Inta Bina Group Bhd, the building contractor was formed in 1987 as a family business, and became an indirect 60%-owned subsidiary of PJ Development Holdings Bhd in 1997, when the region was in the throes of the Asian financial crisis.
From residential projects with a contract value of below RM1 million, Inta Bina now takes on large-scale projects worth some RM200 million.
Group managing director Paul Lim Ooi Joo and deputy managing director Teo Hock Choon spearhead Inta Bina, and The Edge reports that Lim says Inta Bina is now looking to become one of the main contractors for Forest City — the multibillion-ringgit project developed by Country Garden Pacificview Sdn Bhd in Johor.
“Country Garden recently approached us to tender for their bungalow projects in Forest City. If we win the bid, they will be the first international client in our corporate history,” he said to the publication.
The contract to build bungalows and landed villas near the golf course in Forest City is worth over RM300 million in total, and will be divided into three packages, with each package being worth about RM100 million.

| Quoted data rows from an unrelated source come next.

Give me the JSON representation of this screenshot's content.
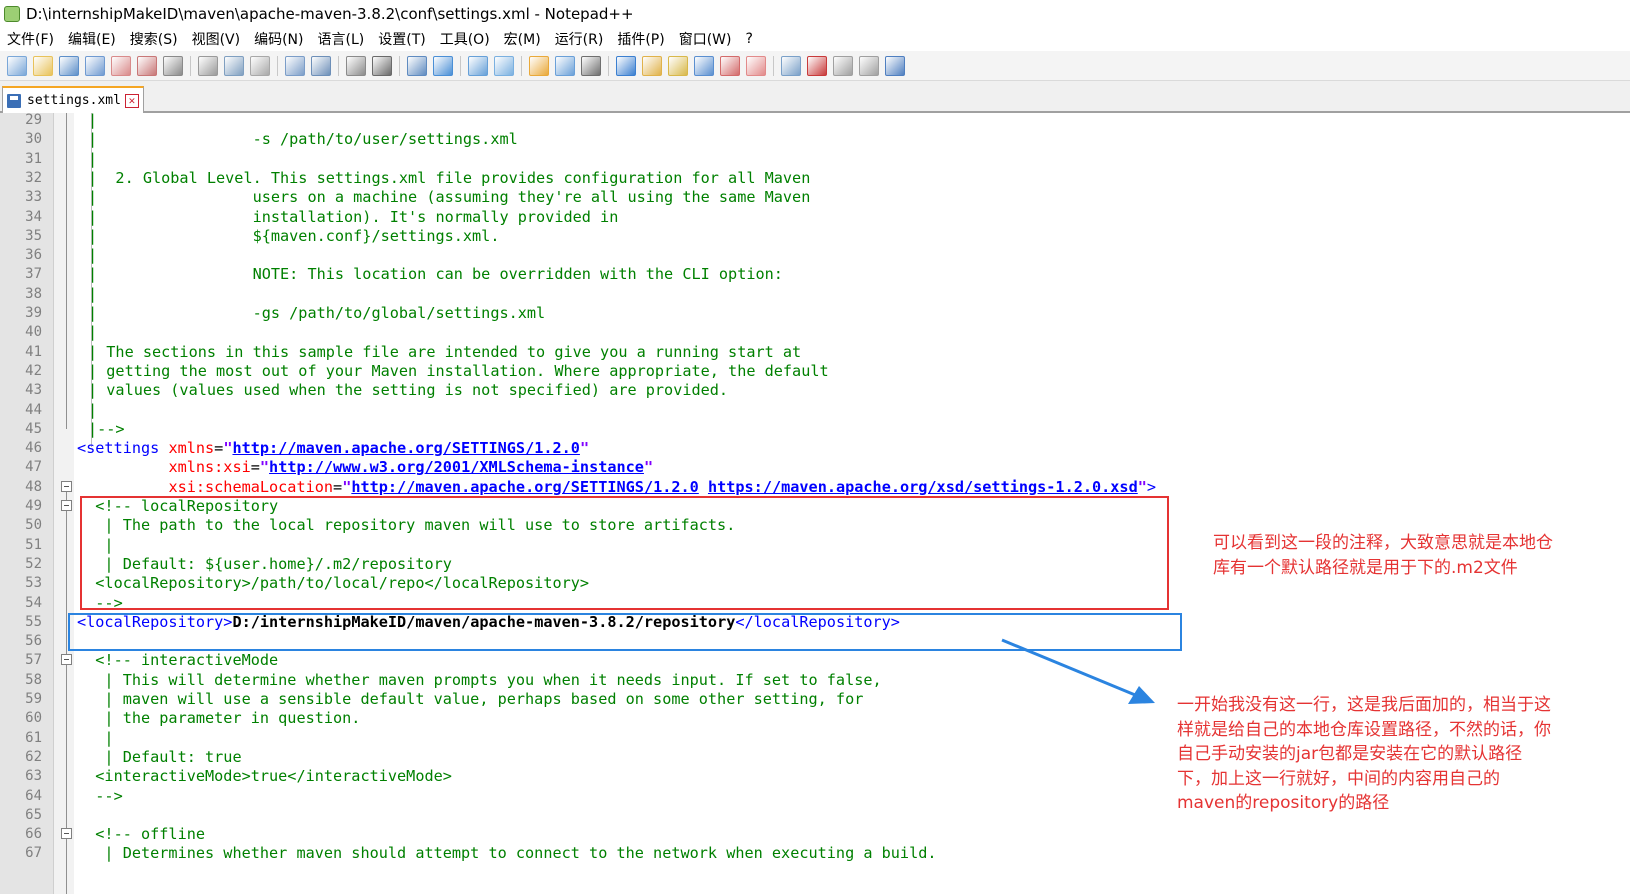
{
  "window": {
    "title": "D:\\internshipMakeID\\maven\\apache-maven-3.8.2\\conf\\settings.xml - Notepad++"
  },
  "menu": [
    "文件(F)",
    "编辑(E)",
    "搜索(S)",
    "视图(V)",
    "编码(N)",
    "语言(L)",
    "设置(T)",
    "工具(O)",
    "宏(M)",
    "运行(R)",
    "插件(P)",
    "窗口(W)",
    "?"
  ],
  "toolbar_icons": [
    "new-file-icon",
    "open-file-icon",
    "save-icon",
    "save-all-icon",
    "close-icon",
    "close-all-icon",
    "print-icon",
    "|",
    "cut-icon",
    "copy-icon",
    "paste-icon",
    "|",
    "undo-icon",
    "redo-icon",
    "|",
    "find-icon",
    "replace-icon",
    "|",
    "zoom-in-icon",
    "zoom-out-icon",
    "|",
    "sync-vertical-icon",
    "sync-horizontal-icon",
    "|",
    "word-wrap-icon",
    "show-all-chars-icon",
    "indent-guide-icon",
    "|",
    "user-lang-icon",
    "doc-map-icon",
    "function-list-icon",
    "folder-workspace-icon",
    "doc-list-icon",
    "monitoring-icon",
    "|",
    "record-macro-icon",
    "stop-macro-icon",
    "play-macro-icon",
    "run-macro-multiple-icon",
    "save-macro-icon"
  ],
  "tab": {
    "label": "settings.xml"
  },
  "lines": [
    {
      "n": "29",
      "segs": [
        [
          "c-com",
          "|"
        ]
      ]
    },
    {
      "n": "30",
      "segs": [
        [
          "c-com",
          "|                 -s /path/to/user/settings.xml"
        ]
      ]
    },
    {
      "n": "31",
      "segs": [
        [
          "c-com",
          "|"
        ]
      ]
    },
    {
      "n": "32",
      "segs": [
        [
          "c-com",
          "|  2. Global Level. This settings.xml file provides configuration for all Maven"
        ]
      ]
    },
    {
      "n": "33",
      "segs": [
        [
          "c-com",
          "|                 users on a machine (assuming they're all using the same Maven"
        ]
      ]
    },
    {
      "n": "34",
      "segs": [
        [
          "c-com",
          "|                 installation). It's normally provided in"
        ]
      ]
    },
    {
      "n": "35",
      "segs": [
        [
          "c-com",
          "|                 ${maven.conf}/settings.xml."
        ]
      ]
    },
    {
      "n": "36",
      "segs": [
        [
          "c-com",
          "|"
        ]
      ]
    },
    {
      "n": "37",
      "segs": [
        [
          "c-com",
          "|                 NOTE: This location can be overridden with the CLI option:"
        ]
      ]
    },
    {
      "n": "38",
      "segs": [
        [
          "c-com",
          "|"
        ]
      ]
    },
    {
      "n": "39",
      "segs": [
        [
          "c-com",
          "|                 -gs /path/to/global/settings.xml"
        ]
      ]
    },
    {
      "n": "40",
      "segs": [
        [
          "c-com",
          "|"
        ]
      ]
    },
    {
      "n": "41",
      "segs": [
        [
          "c-com",
          "| The sections in this sample file are intended to give you a running start at"
        ]
      ]
    },
    {
      "n": "42",
      "segs": [
        [
          "c-com",
          "| getting the most out of your Maven installation. Where appropriate, the default"
        ]
      ]
    },
    {
      "n": "43",
      "segs": [
        [
          "c-com",
          "| values (values used when the setting is not specified) are provided."
        ]
      ]
    },
    {
      "n": "44",
      "segs": [
        [
          "c-com",
          "|"
        ]
      ]
    },
    {
      "n": "45",
      "segs": [
        [
          "c-com",
          "|-->"
        ]
      ]
    },
    {
      "n": "46",
      "segs": [
        [
          "c-tag",
          "<settings "
        ],
        [
          "c-attr",
          "xmlns"
        ],
        [
          "c-plain",
          "="
        ],
        [
          "c-str",
          "\""
        ],
        [
          "c-url",
          "http://maven.apache.org/SETTINGS/1.2.0"
        ],
        [
          "c-str",
          "\""
        ]
      ]
    },
    {
      "n": "47",
      "segs": [
        [
          "c-plain",
          "          "
        ],
        [
          "c-attr",
          "xmlns:xsi"
        ],
        [
          "c-plain",
          "="
        ],
        [
          "c-str",
          "\""
        ],
        [
          "c-url",
          "http://www.w3.org/2001/XMLSchema-instance"
        ],
        [
          "c-str",
          "\""
        ]
      ]
    },
    {
      "n": "48",
      "segs": [
        [
          "c-plain",
          "          "
        ],
        [
          "c-attr",
          "xsi:schemaLocation"
        ],
        [
          "c-plain",
          "="
        ],
        [
          "c-str",
          "\""
        ],
        [
          "c-url",
          "http://maven.apache.org/SETTINGS/1.2.0"
        ],
        [
          "c-plain",
          " "
        ],
        [
          "c-url",
          "https://maven.apache.org/xsd/settings-1.2.0.xsd"
        ],
        [
          "c-str",
          "\""
        ],
        [
          "c-tag",
          ">"
        ]
      ]
    },
    {
      "n": "49",
      "segs": [
        [
          "c-com",
          "  <!-- localRepository"
        ]
      ]
    },
    {
      "n": "50",
      "segs": [
        [
          "c-com",
          "   | The path to the local repository maven will use to store artifacts."
        ]
      ]
    },
    {
      "n": "51",
      "segs": [
        [
          "c-com",
          "   |"
        ]
      ]
    },
    {
      "n": "52",
      "segs": [
        [
          "c-com",
          "   | Default: ${user.home}/.m2/repository"
        ]
      ]
    },
    {
      "n": "53",
      "segs": [
        [
          "c-com",
          "  <localRepository>/path/to/local/repo</localRepository>"
        ]
      ]
    },
    {
      "n": "54",
      "segs": [
        [
          "c-com",
          "  -->"
        ]
      ]
    },
    {
      "n": "55",
      "segs": [
        [
          "c-tag",
          "<localRepository>"
        ],
        [
          "c-txt",
          "D:/internshipMakeID/maven/apache-maven-3.8.2/repository"
        ],
        [
          "c-tag",
          "</localRepository>"
        ]
      ]
    },
    {
      "n": "56",
      "segs": []
    },
    {
      "n": "57",
      "segs": [
        [
          "c-com",
          "  <!-- interactiveMode"
        ]
      ]
    },
    {
      "n": "58",
      "segs": [
        [
          "c-com",
          "   | This will determine whether maven prompts you when it needs input. If set to false,"
        ]
      ]
    },
    {
      "n": "59",
      "segs": [
        [
          "c-com",
          "   | maven will use a sensible default value, perhaps based on some other setting, for"
        ]
      ]
    },
    {
      "n": "60",
      "segs": [
        [
          "c-com",
          "   | the parameter in question."
        ]
      ]
    },
    {
      "n": "61",
      "segs": [
        [
          "c-com",
          "   |"
        ]
      ]
    },
    {
      "n": "62",
      "segs": [
        [
          "c-com",
          "   | Default: true"
        ]
      ]
    },
    {
      "n": "63",
      "segs": [
        [
          "c-com",
          "  <interactiveMode>true</interactiveMode>"
        ]
      ]
    },
    {
      "n": "64",
      "segs": [
        [
          "c-com",
          "  -->"
        ]
      ]
    },
    {
      "n": "65",
      "segs": []
    },
    {
      "n": "66",
      "segs": [
        [
          "c-com",
          "  <!-- offline"
        ]
      ]
    },
    {
      "n": "67",
      "segs": [
        [
          "c-com",
          "   | Determines whether maven should attempt to connect to the network when executing a build."
        ]
      ]
    }
  ],
  "annotations": {
    "note1": [
      "可以看到这一段的注释，大致意思就是本地仓",
      "库有一个默认路径就是用于下的.m2文件"
    ],
    "note2": [
      "一开始我没有这一行，这是我后面加的，相当于这",
      "样就是给自己的本地仓库设置路径，不然的话，你",
      "自己手动安装的jar包都是安装在它的默认路径",
      "下，加上这一行就好，中间的内容用自己的",
      "maven的repository的路径"
    ]
  }
}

“Different packages may have different main contractors. We don’t know how many bidders there are, and we don’t want to speculate about our chances. But obviously, anyone who made a submission before the deadline stands a chance to win,” says Lim.

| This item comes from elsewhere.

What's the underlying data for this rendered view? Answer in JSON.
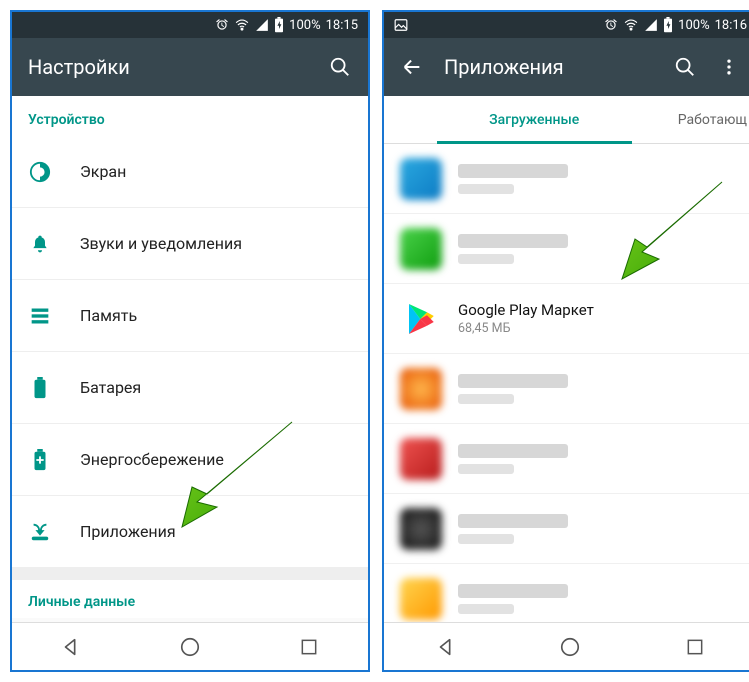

Inta Bina submitted a tender last month, and the outcome will be revealed mid-April, says Lim.
“Country Garden has had a few rounds of interviews with us. They visited our landed and high-rise projects in Johor and the Klang Valley. So far, they are very impressed with our quality,” Lim said to the publication.
Inta Bina has completed over 110 building construction projects with a total contract value of more than RM2 billion, mainly in the Klang Valley and Johor.
Following headlines last year, when Prime Minister Tun Dr Mahathir Mohamad said Malaysia would not allow foreigners to buy residential units in the Forest City project, which was then clarified by the Prime Minister’s Office that the purchase of a property did not guarantee automatic residency in Malaysia, Country Garden decided to engage more with local main contractors instead of state-owned ones from mainland China.
“To me, it is a positive move to localise the main contractors. Previously, there was no level playing field. If you visit Forest City, you would be ‘frightened’ by them. The amount of money they pour in as well as how fast they build high-rise buildings,” Lim said.
“We can learn a lot from Country Garden. We want to know why the Chinese firms are so good in the world right now. They are very fast, they are very hardworking, they can see very far, they are the real deal.”
Should Inta Bina garner a contract from Country Garden, the aim is to take on as many functions as it it able to, but will likely appoint local subcontractors for specialised works, such as mechanical and electrical, plumbing and painting.
In the financial year ended Dec 31, 2018, Inta Bina’s revenue grew a third to RM383.05 million from RM288.59 million a year ago, mainly due to the higher value and number of residential and non-residential projects completed.
Gross proﬁt increased by 23% to RM39.52 million and net profit by 34% to RM21.2 million.
Lim says Inta Bina aims to achieve double-digit revenue and profit growth in FY2019 as it hopes to secure at least RM400 million worth of new job orders this year. “We are optimistic of the company’s performance in 2019 as we still had an unbilled order book of about RM650 million as at Dec 31, 2018. Last year alone, we secured about RM470 million of new projects.”